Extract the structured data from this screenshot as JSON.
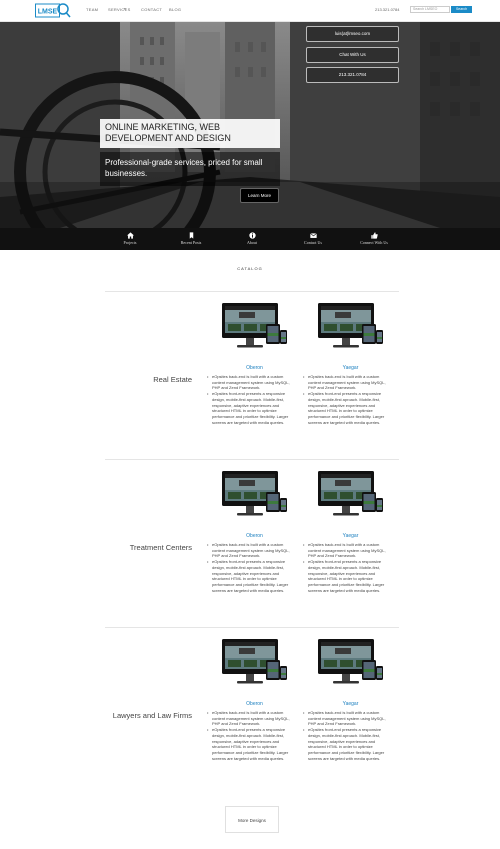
{
  "nav": {
    "logo_text": "LMSE",
    "items": [
      "TEAM",
      "SERVICES",
      "CONTACT",
      "BLOG"
    ],
    "services_caret": "▾",
    "phone": "213.321.0784",
    "search_placeholder": "Search LMSEO",
    "search_label": "Search"
  },
  "hero": {
    "email_label": "luis(at)lmseo.com",
    "chat_label": "Chat With Us",
    "phone_label": "213.321.0784",
    "headline": "ONLINE MARKETING, WEB DEVELOPMENT AND DESIGN",
    "subline": "Professional-grade services, priced for small businesses.",
    "learn_more": "Learn More"
  },
  "iconbar": [
    {
      "label": "Projects",
      "icon": "home-icon"
    },
    {
      "label": "Recent Posts",
      "icon": "bookmark-icon"
    },
    {
      "label": "About",
      "icon": "info-icon"
    },
    {
      "label": "Contact Us",
      "icon": "mail-icon"
    },
    {
      "label": "Connect With Us",
      "icon": "thumbs-up-icon"
    }
  ],
  "catalog": {
    "heading": "CATALOG",
    "categories": [
      {
        "name": "Real Estate",
        "projects": [
          {
            "title": "Oberon",
            "bullets": [
              "eOpsites back-end is built with a custom content management system using MySQL, PHP and Zend Framework.",
              "eOpsites front-end presents a responsive design, mobile-first aproach. Mobile-first, responsive, adaptive experiences and structured HTML in order to optimize performance and prioritize flexibility. Larger screens are targeted with media queries."
            ]
          },
          {
            "title": "Yaegar",
            "bullets": [
              "eOpsites back-end is built with a custom content management system using MySQL, PHP and Zend Framework.",
              "eOpsites front-end presents a responsive design, mobile-first aproach. Mobile-first, responsive, adaptive experiences and structured HTML in order to optimize performance and prioritize flexibility. Larger screens are targeted with media queries."
            ]
          }
        ]
      },
      {
        "name": "Treatment Centers",
        "projects": [
          {
            "title": "Oberon",
            "bullets": [
              "eOpsites back-end is built with a custom content management system using MySQL, PHP and Zend Framework.",
              "eOpsites front-end presents a responsive design, mobile-first aproach. Mobile-first, responsive, adaptive experiences and structured HTML in order to optimize performance and prioritize flexibility. Larger screens are targeted with media queries."
            ]
          },
          {
            "title": "Yaegar",
            "bullets": [
              "eOpsites back-end is built with a custom content management system using MySQL, PHP and Zend Framework.",
              "eOpsites front-end presents a responsive design, mobile-first aproach. Mobile-first, responsive, adaptive experiences and structured HTML in order to optimize performance and prioritize flexibility. Larger screens are targeted with media queries."
            ]
          }
        ]
      },
      {
        "name": "Lawyers and Law Firms",
        "projects": [
          {
            "title": "Oberon",
            "bullets": [
              "eOpsites back-end is built with a custom content management system using MySQL, PHP and Zend Framework.",
              "eOpsites front-end presents a responsive design, mobile-first aproach. Mobile-first, responsive, adaptive experiences and structured HTML in order to optimize performance and prioritize flexibility. Larger screens are targeted with media queries."
            ]
          },
          {
            "title": "Yaegar",
            "bullets": [
              "eOpsites back-end is built with a custom content management system using MySQL, PHP and Zend Framework.",
              "eOpsites front-end presents a responsive design, mobile-first aproach. Mobile-first, responsive, adaptive experiences and structured HTML in order to optimize performance and prioritize flexibility. Larger screens are targeted with media queries."
            ]
          }
        ]
      }
    ],
    "more_label": "More Designs"
  },
  "colors": {
    "accent": "#1b8bc7",
    "link": "#1b7fbf",
    "iconbar": "#111111"
  }
}
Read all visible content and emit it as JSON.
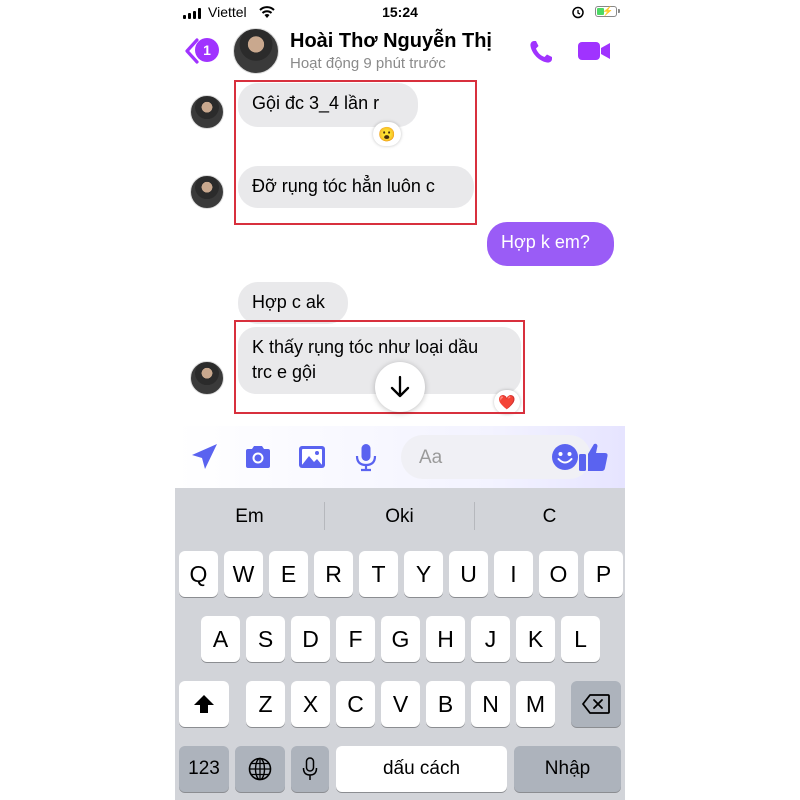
{
  "status_bar": {
    "carrier": "Viettel",
    "time": "15:24"
  },
  "header": {
    "back_badge": "1",
    "contact_name": "Hoài Thơ Nguyễn Thị",
    "contact_status": "Hoạt động 9 phút trước",
    "accent_color": "#a033ff"
  },
  "messages": [
    {
      "direction": "incoming",
      "text": "Gội đc 3_4 lần r",
      "reaction": "😮"
    },
    {
      "direction": "incoming",
      "text": "Đỡ rụng tóc hẳn luôn c"
    },
    {
      "direction": "outgoing",
      "text": "Hợp k em?"
    },
    {
      "direction": "incoming",
      "text": "Hợp c ak"
    },
    {
      "direction": "incoming",
      "text_line1": "K thấy rụng tóc như loại dầu",
      "text_line2": "trc e gội",
      "reaction": "❤️"
    }
  ],
  "composer": {
    "placeholder": "Aa",
    "icons": [
      "send-arrow-icon",
      "camera-icon",
      "image-icon",
      "microphone-icon",
      "emoji-icon",
      "thumbs-up-icon"
    ]
  },
  "keyboard": {
    "suggestions": [
      "Em",
      "Oki",
      "C"
    ],
    "row1": [
      "Q",
      "W",
      "E",
      "R",
      "T",
      "Y",
      "U",
      "I",
      "O",
      "P"
    ],
    "row2": [
      "A",
      "S",
      "D",
      "F",
      "G",
      "H",
      "J",
      "K",
      "L"
    ],
    "row3": [
      "Z",
      "X",
      "C",
      "V",
      "B",
      "N",
      "M"
    ],
    "numbers_key": "123",
    "space_key": "dấu cách",
    "return_key": "Nhập"
  }
}
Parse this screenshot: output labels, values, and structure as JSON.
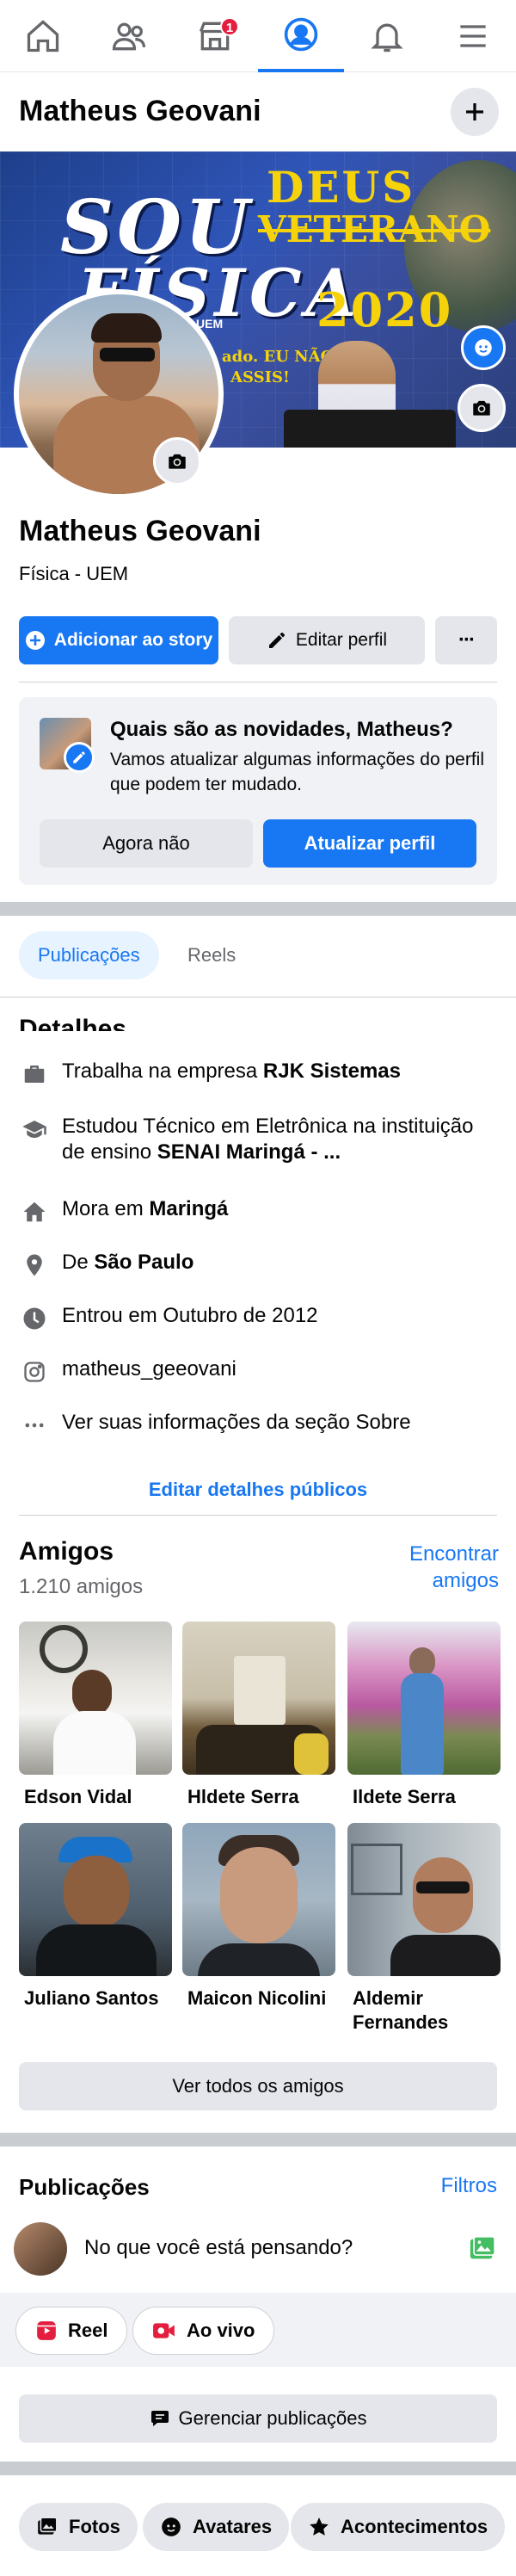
{
  "nav": {
    "notifications_badge": "1"
  },
  "profile": {
    "name": "Matheus Geovani",
    "subtitle": "Física - UEM"
  },
  "cover": {
    "line_sou": "SOU",
    "line_deus": "DEUS",
    "line_veterano": "VETERANO",
    "line_fisica": "FÍSICA",
    "line_year": "2020",
    "line_uem": "UEM",
    "line_small1": "ado. EU NÃO",
    "line_small2": "ASSIS!"
  },
  "actions": {
    "add_story": "Adicionar ao story",
    "edit_profile": "Editar perfil",
    "more": "···"
  },
  "update_card": {
    "title": "Quais são as novidades, Matheus?",
    "text": "Vamos atualizar algumas informações do perfil que podem ter mudado.",
    "not_now": "Agora não",
    "update": "Atualizar perfil"
  },
  "tabs": {
    "posts": "Publicações",
    "reels": "Reels"
  },
  "details": {
    "title": "Detalhes",
    "work_prefix": "Trabalha na empresa ",
    "work_bold": "RJK Sistemas",
    "study_prefix": "Estudou Técnico em Eletrônica na instituição de ensino ",
    "study_bold": "SENAI Maringá - ...",
    "lives_prefix": "Mora em ",
    "lives_bold": "Maringá",
    "from_prefix": "De ",
    "from_bold": "São Paulo",
    "joined": "Entrou em Outubro de 2012",
    "instagram": "matheus_geeovani",
    "about": "Ver suas informações da seção Sobre",
    "edit_public": "Editar detalhes públicos"
  },
  "friends": {
    "title": "Amigos",
    "count": "1.210 amigos",
    "find": "Encontrar amigos",
    "list": [
      {
        "name": "Edson Vidal"
      },
      {
        "name": "Hldete Serra"
      },
      {
        "name": "Ildete Serra"
      },
      {
        "name": "Juliano Santos"
      },
      {
        "name": "Maicon Nicolini"
      },
      {
        "name": "Aldemir Fernandes"
      }
    ],
    "see_all": "Ver todos os amigos"
  },
  "posts": {
    "title": "Publicações",
    "filters": "Filtros",
    "composer_placeholder": "No que você está pensando?",
    "reel": "Reel",
    "live": "Ao vivo",
    "manage": "Gerenciar publicações"
  },
  "bottom_chips": {
    "photos": "Fotos",
    "avatars": "Avatares",
    "events": "Acontecimentos"
  },
  "colors": {
    "accent": "#1877f2",
    "badge": "#e41e3f",
    "grey_button": "#e4e6eb"
  }
}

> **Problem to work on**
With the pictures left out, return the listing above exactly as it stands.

> **Task response**
Extract the structured data from this screenshot as JSON.
{
  "nav": {
    "logo_text": "LMSE",
    "items": [
      "TEAM",
      "SERVICES",
      "CONTACT",
      "BLOG"
    ],
    "services_caret": "▾",
    "phone": "213.321.0784",
    "search_placeholder": "Search LMSEO",
    "search_label": "Search"
  },
  "hero": {
    "email_label": "luis(at)lmseo.com",
    "chat_label": "Chat With Us",
    "phone_label": "213.321.0784",
    "headline": "ONLINE MARKETING, WEB DEVELOPMENT AND DESIGN",
    "subline": "Professional-grade services, priced for small businesses.",
    "learn_more": "Learn More"
  },
  "iconbar": [
    {
      "label": "Projects",
      "icon": "home-icon"
    },
    {
      "label": "Recent Posts",
      "icon": "bookmark-icon"
    },
    {
      "label": "About",
      "icon": "info-icon"
    },
    {
      "label": "Contact Us",
      "icon": "mail-icon"
    },
    {
      "label": "Connect With Us",
      "icon": "thumbs-up-icon"
    }
  ],
  "catalog": {
    "heading": "CATALOG",
    "categories": [
      {
        "name": "Real Estate",
        "projects": [
          {
            "title": "Oberon",
            "bullets": [
              "eOpsites back-end is built with a custom content management system using MySQL, PHP and Zend Framework.",
              "eOpsites front-end presents a responsive design, mobile-first aproach. Mobile-first, responsive, adaptive experiences and structured HTML in order to optimize performance and prioritize flexibility. Larger screens are targeted with media queries."
            ]
          },
          {
            "title": "Yaegar",
            "bullets": [
              "eOpsites back-end is built with a custom content management system using MySQL, PHP and Zend Framework.",
              "eOpsites front-end presents a responsive design, mobile-first aproach. Mobile-first, responsive, adaptive experiences and structured HTML in order to optimize performance and prioritize flexibility. Larger screens are targeted with media queries."
            ]
          }
        ]
      },
      {
        "name": "Treatment Centers",
        "projects": [
          {
            "title": "Oberon",
            "bullets": [
              "eOpsites back-end is built with a custom content management system using MySQL, PHP and Zend Framework.",
              "eOpsites front-end presents a responsive design, mobile-first aproach. Mobile-first, responsive, adaptive experiences and structured HTML in order to optimize performance and prioritize flexibility. Larger screens are targeted with media queries."
            ]
          },
          {
            "title": "Yaegar",
            "bullets": [
              "eOpsites back-end is built with a custom content management system using MySQL, PHP and Zend Framework.",
              "eOpsites front-end presents a responsive design, mobile-first aproach. Mobile-first, responsive, adaptive experiences and structured HTML in order to optimize performance and prioritize flexibility. Larger screens are targeted with media queries."
            ]
          }
        ]
      },
      {
        "name": "Lawyers and Law Firms",
        "projects": [
          {
            "title": "Oberon",
            "bullets": [
              "eOpsites back-end is built with a custom content management system using MySQL, PHP and Zend Framework.",
              "eOpsites front-end presents a responsive design, mobile-first aproach. Mobile-first, responsive, adaptive experiences and structured HTML in order to optimize performance and prioritize flexibility. Larger screens are targeted with media queries."
            ]
          },
          {
            "title": "Yaegar",
            "bullets": [
              "eOpsites back-end is built with a custom content management system using MySQL, PHP and Zend Framework.",
              "eOpsites front-end presents a responsive design, mobile-first aproach. Mobile-first, responsive, adaptive experiences and structured HTML in order to optimize performance and prioritize flexibility. Larger screens are targeted with media queries."
            ]
          }
        ]
      }
    ],
    "more_label": "More Designs"
  },
  "colors": {
    "accent": "#1b8bc7",
    "link": "#1b7fbf",
    "iconbar": "#111111"
  }
}
Read all visible content and emit it as JSON.
{
  "status_bar": {
    "carrier": "Viettel",
    "time": "15:24"
  },
  "header": {
    "back_badge": "1",
    "contact_name": "Hoài Thơ Nguyễn Thị",
    "contact_status": "Hoạt động 9 phút trước",
    "accent_color": "#a033ff"
  },
  "messages": [
    {
      "direction": "incoming",
      "text": "Gội đc 3_4 lần r",
      "reaction": "😮"
    },
    {
      "direction": "incoming",
      "text": "Đỡ rụng tóc hẳn luôn c"
    },
    {
      "direction": "outgoing",
      "text": "Hợp k em?"
    },
    {
      "direction": "incoming",
      "text": "Hợp c ak"
    },
    {
      "direction": "incoming",
      "text_line1": "K thấy rụng tóc như loại dầu",
      "text_line2": "trc e gội",
      "reaction": "❤️"
    }
  ],
  "composer": {
    "placeholder": "Aa",
    "icons": [
      "send-arrow-icon",
      "camera-icon",
      "image-icon",
      "microphone-icon",
      "emoji-icon",
      "thumbs-up-icon"
    ]
  },
  "keyboard": {
    "suggestions": [
      "Em",
      "Oki",
      "C"
    ],
    "row1": [
      "Q",
      "W",
      "E",
      "R",
      "T",
      "Y",
      "U",
      "I",
      "O",
      "P"
    ],
    "row2": [
      "A",
      "S",
      "D",
      "F",
      "G",
      "H",
      "J",
      "K",
      "L"
    ],
    "row3": [
      "Z",
      "X",
      "C",
      "V",
      "B",
      "N",
      "M"
    ],
    "numbers_key": "123",
    "space_key": "dấu cách",
    "return_key": "Nhập"
  }
}
Parse this screenshot: output labels, values, and structure as JSON.
{
  "nav": {
    "notifications_badge": "1"
  },
  "profile": {
    "name": "Matheus Geovani",
    "subtitle": "Física - UEM"
  },
  "cover": {
    "line_sou": "SOU",
    "line_deus": "DEUS",
    "line_veterano": "VETERANO",
    "line_fisica": "FÍSICA",
    "line_year": "2020",
    "line_uem": "UEM",
    "line_small1": "ado. EU NÃO",
    "line_small2": "ASSIS!"
  },
  "actions": {
    "add_story": "Adicionar ao story",
    "edit_profile": "Editar perfil",
    "more": "···"
  },
  "update_card": {
    "title": "Quais são as novidades, Matheus?",
    "text": "Vamos atualizar algumas informações do perfil que podem ter mudado.",
    "not_now": "Agora não",
    "update": "Atualizar perfil"
  },
  "tabs": {
    "posts": "Publicações",
    "reels": "Reels"
  },
  "details": {
    "title": "Detalhes",
    "work_prefix": "Trabalha na empresa ",
    "work_bold": "RJK Sistemas",
    "study_prefix": "Estudou Técnico em Eletrônica na instituição de ensino ",
    "study_bold": "SENAI Maringá - ...",
    "lives_prefix": "Mora em ",
    "lives_bold": "Maringá",
    "from_prefix": "De ",
    "from_bold": "São Paulo",
    "joined": "Entrou em Outubro de 2012",
    "instagram": "matheus_geeovani",
    "about": "Ver suas informações da seção Sobre",
    "edit_public": "Editar detalhes públicos"
  },
  "friends": {
    "title": "Amigos",
    "count": "1.210 amigos",
    "find": "Encontrar amigos",
    "list": [
      {
        "name": "Edson Vidal"
      },
      {
        "name": "Hldete Serra"
      },
      {
        "name": "Ildete Serra"
      },
      {
        "name": "Juliano Santos"
      },
      {
        "name": "Maicon Nicolini"
      },
      {
        "name": "Aldemir Fernandes"
      }
    ],
    "see_all": "Ver todos os amigos"
  },
  "posts": {
    "title": "Publicações",
    "filters": "Filtros",
    "composer_placeholder": "No que você está pensando?",
    "reel": "Reel",
    "live": "Ao vivo",
    "manage": "Gerenciar publicações"
  },
  "bottom_chips": {
    "photos": "Fotos",
    "avatars": "Avatares",
    "events": "Acontecimentos"
  },
  "colors": {
    "accent": "#1877f2",
    "badge": "#e41e3f",
    "grey_button": "#e4e6eb"
  }
}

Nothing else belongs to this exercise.